2013 marks the 10th anniversary of one of Broadway's most "popular" shows, Wicked. In the last decade the show has "defied gravity" by winning over 50 awards, but perhaps one of the most fascinating aspects of the show lies not onstage, but in the audience.
Over the course of a decade, Wicked, as well as other Broadway hits, has attracted a large and devoted fan base. These productions have warmed the hearts of theatregoers around the world. Fans of all ages know the songs backwards and forwards and can even recite the show's cast history.
However, there are a few fans of these shows that know the wear and tear of an eight-show schedule. They're not actors, but but they will be there to meet the cast at the stage door multiple times a week.
"No one outside the theatre world understands the concept of multiple performances," said Bettie Laven, a fan of Wicked since its 2003 preview in San Francisco. "I know I have lost track of the real number of times I've seen Wicked after it reached over 150. After a certain number, people think you are crazy."
Laven has followed Wicked for 10 years, having seen the show in major cities all over the United States. While she has followed Wicked closely, she is only a small part of the Broadway "superfan" community, who devote themselves emotionally, physically and financially to one particular show. Hollis Stern, a "groupie" of Rock of Ages since 2008, has rocked in the audience more than 200 times.
"I think every show provides something emotionally when you see it. Rock of Ages came out less than a year after I lost a family member, and we went to see it Off-Broadway to have fun," Stern said. "We had a great time, so I continued to go. I was often asked how long I would continue going and I always said, 'When it stops being fun.' I don't think there's a number attached to being a fan."
Rob Lawlor, who has flown to Oz at least 45 times, also has an emotional tie to Wicked's underlying message.
" Wicked has brought so much joy and understanding through its message of accepting those who are different than yourself," Lawlor said. "We know these characters. We've all felt like Elphaba in some capacity in our lives. It's that feeling of watching Elphaba during 'Defying Gravity' and feeling that sort of heart-in-my-throat moment when she finally defies everyone."
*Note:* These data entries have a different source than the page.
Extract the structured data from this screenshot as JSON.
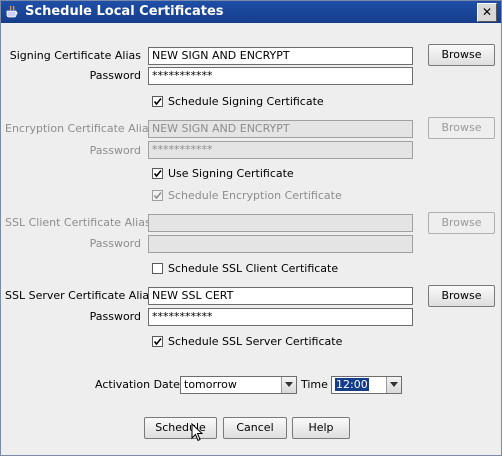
{
  "window": {
    "title": "Schedule Local Certificates",
    "close_glyph": "✕"
  },
  "signing": {
    "alias_label": "Signing Certificate Alias",
    "alias_value": "NEW SIGN AND ENCRYPT",
    "password_label": "Password",
    "password_value": "***********",
    "browse_label": "Browse",
    "schedule_check": {
      "label": "Schedule Signing Certificate",
      "checked": true,
      "enabled": true
    }
  },
  "encryption": {
    "alias_label": "Encryption Certificate Alias",
    "alias_value": "NEW SIGN AND ENCRYPT",
    "password_label": "Password",
    "password_value": "***********",
    "browse_label": "Browse",
    "use_signing_check": {
      "label": "Use Signing Certificate",
      "checked": true,
      "enabled": true
    },
    "schedule_check": {
      "label": "Schedule Encryption Certificate",
      "checked": true,
      "enabled": false
    }
  },
  "ssl_client": {
    "alias_label": "SSL Client Certificate Alias",
    "alias_value": "",
    "password_label": "Password",
    "password_value": "",
    "browse_label": "Browse",
    "schedule_check": {
      "label": "Schedule SSL Client Certificate",
      "checked": false,
      "enabled": true
    }
  },
  "ssl_server": {
    "alias_label": "SSL Server Certificate Alias",
    "alias_value": "NEW SSL CERT",
    "password_label": "Password",
    "password_value": "***********",
    "browse_label": "Browse",
    "schedule_check": {
      "label": "Schedule SSL Server Certificate",
      "checked": true,
      "enabled": true
    }
  },
  "activation": {
    "date_label": "Activation Date",
    "date_value": "tomorrow",
    "time_label": "Time",
    "time_value": "12:00"
  },
  "buttons": {
    "schedule": "Schedule",
    "cancel": "Cancel",
    "help": "Help"
  },
  "colors": {
    "title_bar": "#1f4fa8",
    "window_bg": "#eeeeee",
    "selection": "#163d8a",
    "disabled_text": "#8d8d8d"
  },
  "icons": {
    "app": "java-cup-icon",
    "close": "close-icon",
    "dropdown": "chevron-down-icon",
    "cursor": "mouse-pointer-icon"
  }
}
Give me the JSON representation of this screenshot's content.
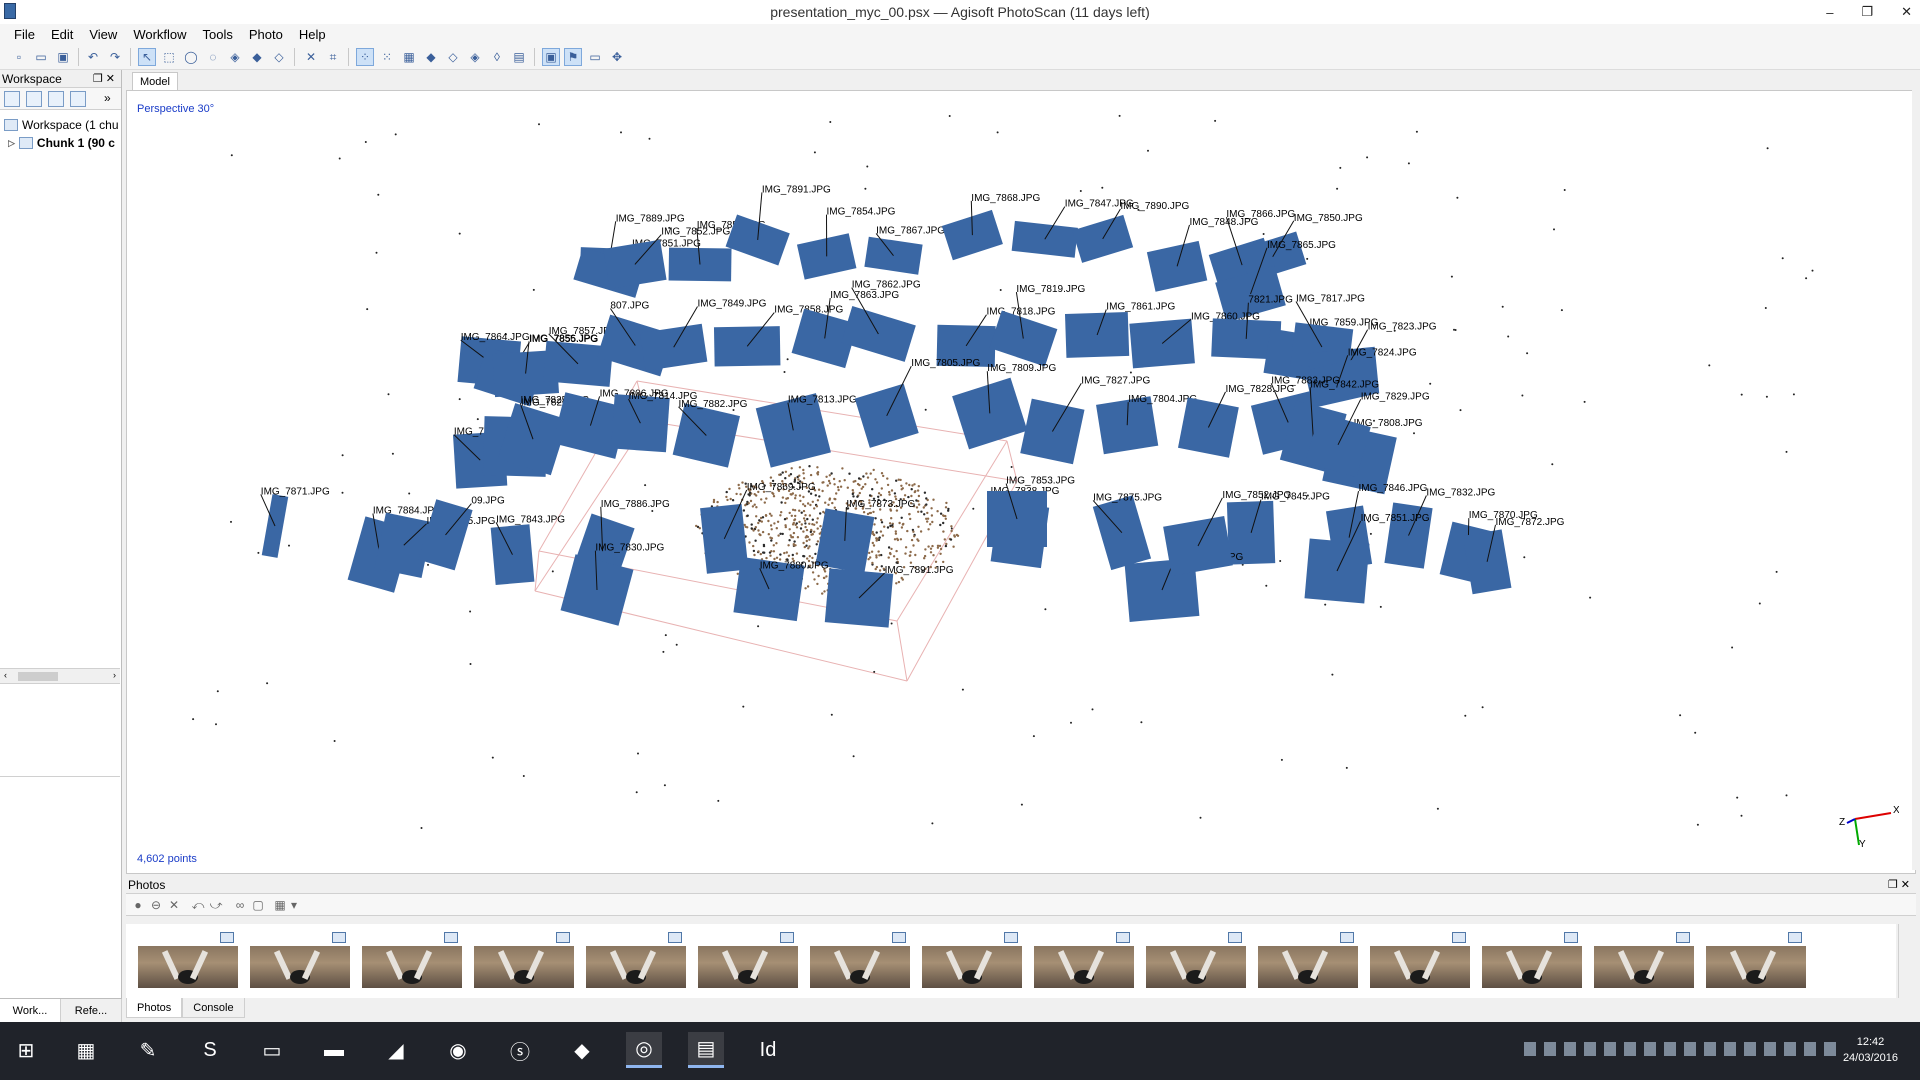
{
  "window": {
    "title": "presentation_myc_00.psx — Agisoft PhotoScan (11 days left)",
    "controls": [
      "–",
      "❐",
      "✕"
    ]
  },
  "menu": [
    "File",
    "Edit",
    "View",
    "Workflow",
    "Tools",
    "Photo",
    "Help"
  ],
  "workspace": {
    "header": "Workspace",
    "tree": [
      "Workspace (1 chu",
      "Chunk 1 (90 c"
    ],
    "bottom_tabs": [
      "Work...",
      "Refe..."
    ]
  },
  "model": {
    "tab": "Model",
    "projection": "Perspective 30°",
    "points_count": "4,602 points",
    "axis_labels": {
      "x": "X",
      "y": "Y",
      "z": "Z"
    },
    "camera_labels": [
      "IMG_7889.JPG",
      "IMG_7851.JPG",
      "IMG_7852.JPG",
      "IMG_7853.JPG",
      "IMG_7891.JPG",
      "IMG_7854.JPG",
      "IMG_7867.JPG",
      "IMG_7868.JPG",
      "IMG_7847.JPG",
      "IMG_7890.JPG",
      "IMG_7848.JPG",
      "IMG_7866.JPG",
      "IMG_7850.JPG",
      "IMG_7865.JPG",
      "IMG_7864.JPG",
      "IMG_7855.JPG",
      "IMG_7856.JPG",
      "IMG_7857.JPG",
      "807.JPG",
      "IMG_7849.JPG",
      "IMG_7858.JPG",
      "IMG_7863.JPG",
      "IMG_7862.JPG",
      "IMG_7818.JPG",
      "IMG_7819.JPG",
      "IMG_7861.JPG",
      "IMG_7860.JPG",
      "7821.JPG",
      "IMG_7859.JPG",
      "IMG_7817.JPG",
      "IMG_7823.JPG",
      "IMG_7824.JPG",
      "IMG_7815.JPG",
      "IMG_7825.JPG",
      "IMG_7826.JPG",
      "IMG_7806.JPG",
      "IMG_7814.JPG",
      "IMG_7882.JPG",
      "IMG_7813.JPG",
      "IMG_7805.JPG",
      "IMG_7809.JPG",
      "IMG_7827.JPG",
      "IMG_7804.JPG",
      "IMG_7828.JPG",
      "IMG_7883.JPG",
      "IMG_7842.JPG",
      "IMG_7808.JPG",
      "IMG_7829.JPG",
      "IMG_7884.JPG",
      "IMG_7885.JPG",
      "09.JPG",
      "IMG_7843.JPG",
      "IMG_7886.JPG",
      "IMG_7869.JPG",
      "IMG_7873.JPG",
      "IMG_7838.JPG",
      "IMG_7875.JPG",
      "IMG_7845.JPG",
      "IMG_7846.JPG",
      "IMG_7832.JPG",
      "IMG_7870.JPG",
      "IMG_7872.JPG",
      "IMG_7871.JPG",
      "IMG_7830.JPG",
      "IMG_7880.JPG"
    ]
  },
  "photos": {
    "header": "Photos",
    "thumbnail_count": 15,
    "bottom_tabs": [
      "Photos",
      "Console"
    ]
  },
  "taskbar": {
    "time": "12:42",
    "date": "24/03/2016"
  },
  "colors": {
    "camera_plane": "#3a67a4",
    "cloud_point": "#8c6a4a",
    "overlay_text": "#1a3cc8"
  }
}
Seeing a show so often that theatregoers hit the triple digits doesn't come without a cost. While fandom is not free, is can be more affordable than one might think.
Heather Card, who has seen Newsies more than 40 times, has only paid for a full-price ticket once. Sarah Packard, a self-proclaimed " RoA-holic", has seen Rock of Ages 109 times on Broadway, Off-Broadway, on tour and in Toronto, but her love for hair metal hasn't broken the bank.
"Rush tickets help save on the cost, and of course there are discount codes as well," Packard said. "I admit I hardly ever pay full price for the shows I see because I have a limited budget. I work in the theatre business, and I am lucky to get invited to a lot of shows. I am also grateful for rush, lotto and standing-room pricing."
Another way to see a show multiple times is to stand in line for rush or lottery tickets. Sure, it takes a lot of planning, but the camaraderie in the lottery is unique to the New York theatre scene. Jonathan Cort, a fan of Wicked since 2004, said there is an art to the lottery.
"Most of the 48 times I've seen Wicked have been via the ticket lottery system," Cort said. Oftentimes, Wicked fan friends will coordinate and help each other out with lottery when someone wants to see the show."
Rachel Sather, who has seen The Book of Mormon 28 times, shows her support for the show with a "Man Up" tattoo on her forearm. While such dedication might cause those who fear needles to cringe, she said she enjoys bonding with her fellow fans. "It becomes a very communal thing, in a way, and it was a comfort zone after I moved to New York," Sather said. "Being with fans becomes very ritualistic, not to mention the basic love for the show itself."
And cast interactions are a must. Cort works on a blog called "Innuendo & Outuendo," which allows him to interview Wicked cast and alumni. But he said the connection that he, as well as fans of other shows, have made with Broadway casts is unique.
"I've developed relationships with performers just from seeing the show multiple times and talking to them at stage door," Cort said. "This can sometimes lead to an actual friendship beyond the stage door."
Emma Story has ventured into the dark, mysterious world of Sleep No More 64 times in the last two years. The cost of that many tickets to Punchdrunk's immersive production might cause even Macbeth's dagger to quiver, but Story has always paid full price for the elusive experience. Pricing aside, what draws her to the show is the aspect of the unknown, as well as the thrill of seeing new cast members fill the roles.
"There's a huge amount packed into each three-hour experience. I attended very frequently in an effort to see it all — follow every character for a full loop, experience every one-on-one and explore every room," Story said. "I even got my Sleep No More tattoo after the first few times. When I go now, it's because of an interesting performer/role combination I've heard about."
Bettie Laven also attends Wicked for the sake of seeing nuances in each new cast of the show.
"I still go back to see Wicked when there is a change in actors or just to see if the cherry picker is still functioning properly," Laven said. "I had so many buttons from the lottery that I returned them in a large plastic bag to the house manager."